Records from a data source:
· · ·
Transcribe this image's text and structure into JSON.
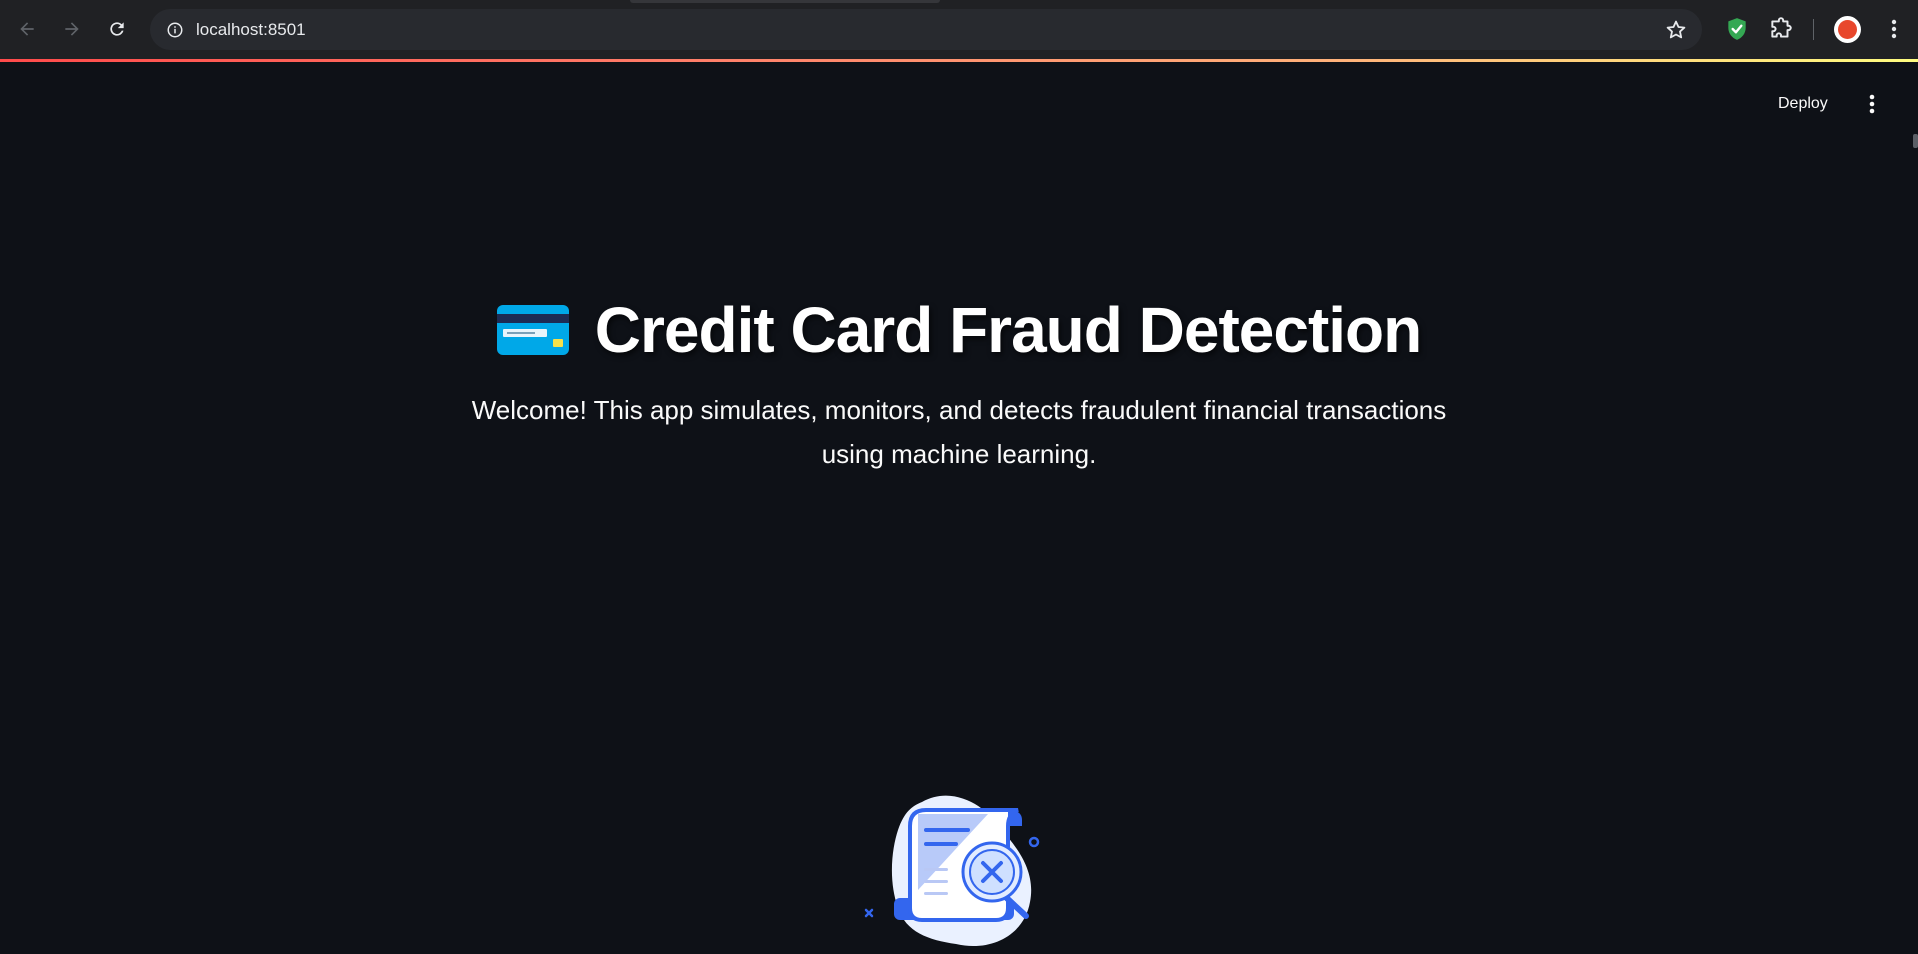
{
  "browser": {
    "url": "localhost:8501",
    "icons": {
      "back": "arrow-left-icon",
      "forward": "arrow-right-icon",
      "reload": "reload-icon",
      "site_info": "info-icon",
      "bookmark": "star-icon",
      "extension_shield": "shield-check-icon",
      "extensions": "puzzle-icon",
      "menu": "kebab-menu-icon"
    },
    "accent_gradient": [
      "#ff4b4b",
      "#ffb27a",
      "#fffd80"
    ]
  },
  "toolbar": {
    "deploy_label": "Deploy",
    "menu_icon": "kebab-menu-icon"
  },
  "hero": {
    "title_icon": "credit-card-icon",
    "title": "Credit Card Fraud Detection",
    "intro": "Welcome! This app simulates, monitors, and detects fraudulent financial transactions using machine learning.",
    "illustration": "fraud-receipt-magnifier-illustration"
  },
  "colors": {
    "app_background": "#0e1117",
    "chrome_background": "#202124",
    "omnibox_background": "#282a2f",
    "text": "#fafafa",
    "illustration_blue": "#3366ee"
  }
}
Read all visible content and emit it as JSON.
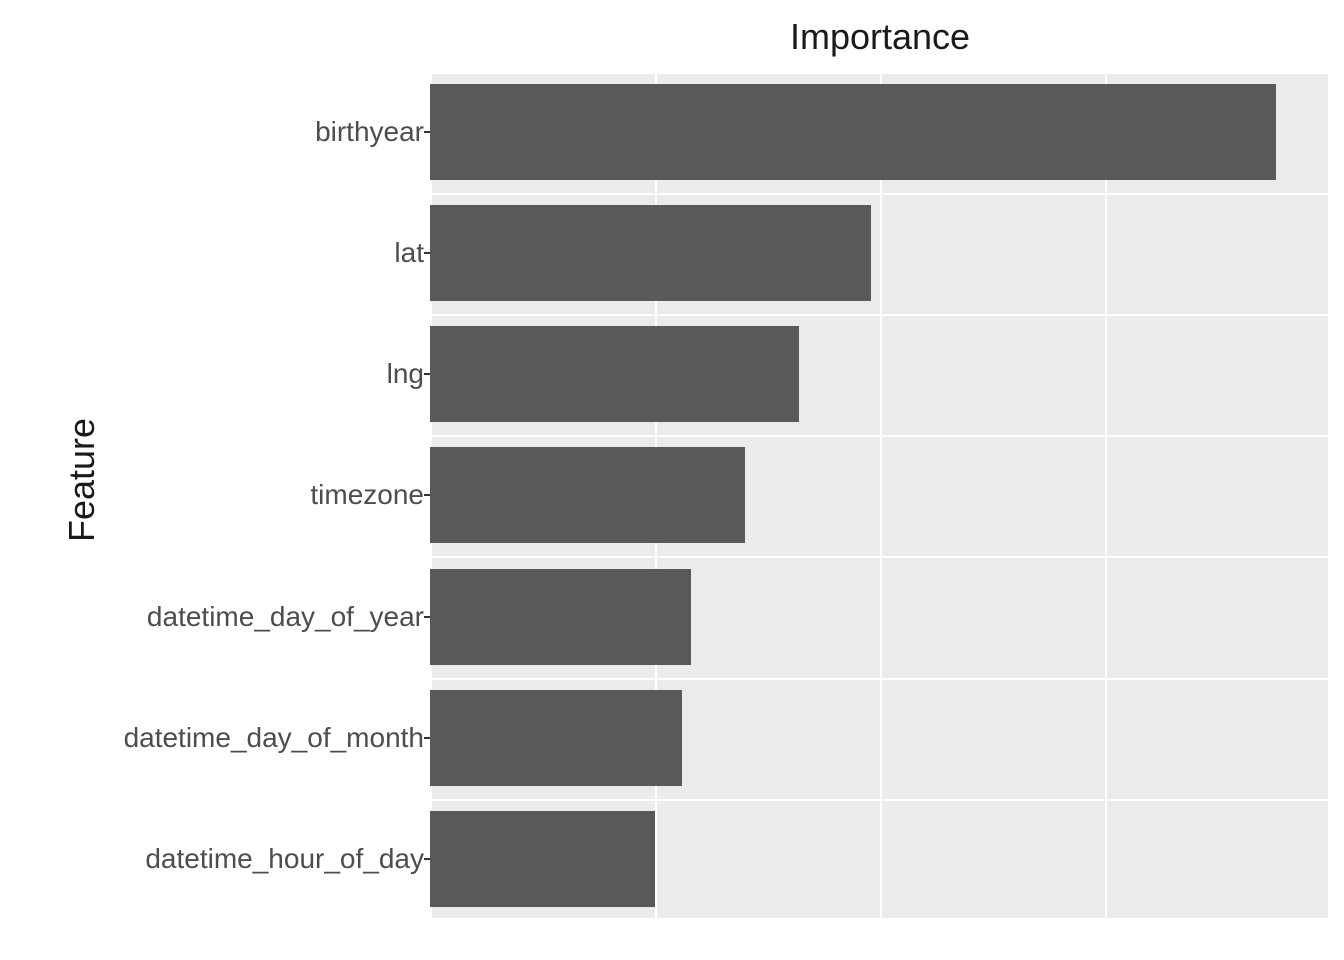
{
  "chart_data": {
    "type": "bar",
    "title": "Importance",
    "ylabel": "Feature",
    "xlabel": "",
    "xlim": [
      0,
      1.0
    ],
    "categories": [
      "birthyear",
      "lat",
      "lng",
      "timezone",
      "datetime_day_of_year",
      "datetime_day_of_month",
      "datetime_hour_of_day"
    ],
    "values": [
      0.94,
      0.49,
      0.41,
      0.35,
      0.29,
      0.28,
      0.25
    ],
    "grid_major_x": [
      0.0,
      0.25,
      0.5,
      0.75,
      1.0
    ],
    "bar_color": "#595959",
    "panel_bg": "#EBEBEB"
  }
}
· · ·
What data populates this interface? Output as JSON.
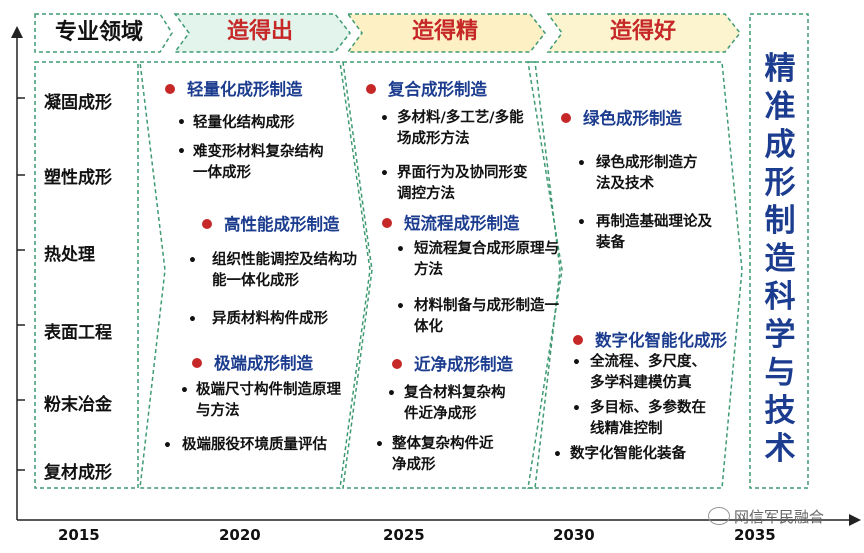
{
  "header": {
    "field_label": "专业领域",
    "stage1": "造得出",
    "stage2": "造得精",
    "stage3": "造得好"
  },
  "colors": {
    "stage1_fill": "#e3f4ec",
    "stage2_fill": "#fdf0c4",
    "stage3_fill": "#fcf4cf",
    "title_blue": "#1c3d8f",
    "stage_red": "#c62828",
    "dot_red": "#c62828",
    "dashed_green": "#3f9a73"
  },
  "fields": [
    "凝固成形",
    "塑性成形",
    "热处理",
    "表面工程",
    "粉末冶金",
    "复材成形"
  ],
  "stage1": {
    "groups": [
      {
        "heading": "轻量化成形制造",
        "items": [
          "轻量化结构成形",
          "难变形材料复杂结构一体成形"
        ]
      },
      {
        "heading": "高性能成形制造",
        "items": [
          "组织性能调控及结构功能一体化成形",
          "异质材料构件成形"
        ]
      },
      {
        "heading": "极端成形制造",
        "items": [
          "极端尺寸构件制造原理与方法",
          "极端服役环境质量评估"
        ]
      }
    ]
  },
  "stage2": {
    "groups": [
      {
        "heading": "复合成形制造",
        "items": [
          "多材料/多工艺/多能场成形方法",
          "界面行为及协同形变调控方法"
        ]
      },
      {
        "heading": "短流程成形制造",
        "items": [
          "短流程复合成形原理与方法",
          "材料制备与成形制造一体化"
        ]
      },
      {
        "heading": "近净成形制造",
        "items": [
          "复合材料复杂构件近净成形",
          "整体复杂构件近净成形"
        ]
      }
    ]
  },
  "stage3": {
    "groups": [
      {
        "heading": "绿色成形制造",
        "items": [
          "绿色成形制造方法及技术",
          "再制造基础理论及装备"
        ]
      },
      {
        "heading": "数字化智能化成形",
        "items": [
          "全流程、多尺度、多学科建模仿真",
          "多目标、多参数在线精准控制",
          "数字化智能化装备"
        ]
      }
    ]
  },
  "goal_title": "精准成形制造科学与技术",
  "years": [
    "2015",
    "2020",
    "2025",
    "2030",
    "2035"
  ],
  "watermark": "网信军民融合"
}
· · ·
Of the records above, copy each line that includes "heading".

        "heading": "轻量化成形制造",
        "heading": "高性能成形制造",
        "heading": "极端成形制造",
        "heading": "复合成形制造",
        "heading": "短流程成形制造",
        "heading": "近净成形制造",
        "heading": "绿色成形制造",
        "heading": "数字化智能化成形",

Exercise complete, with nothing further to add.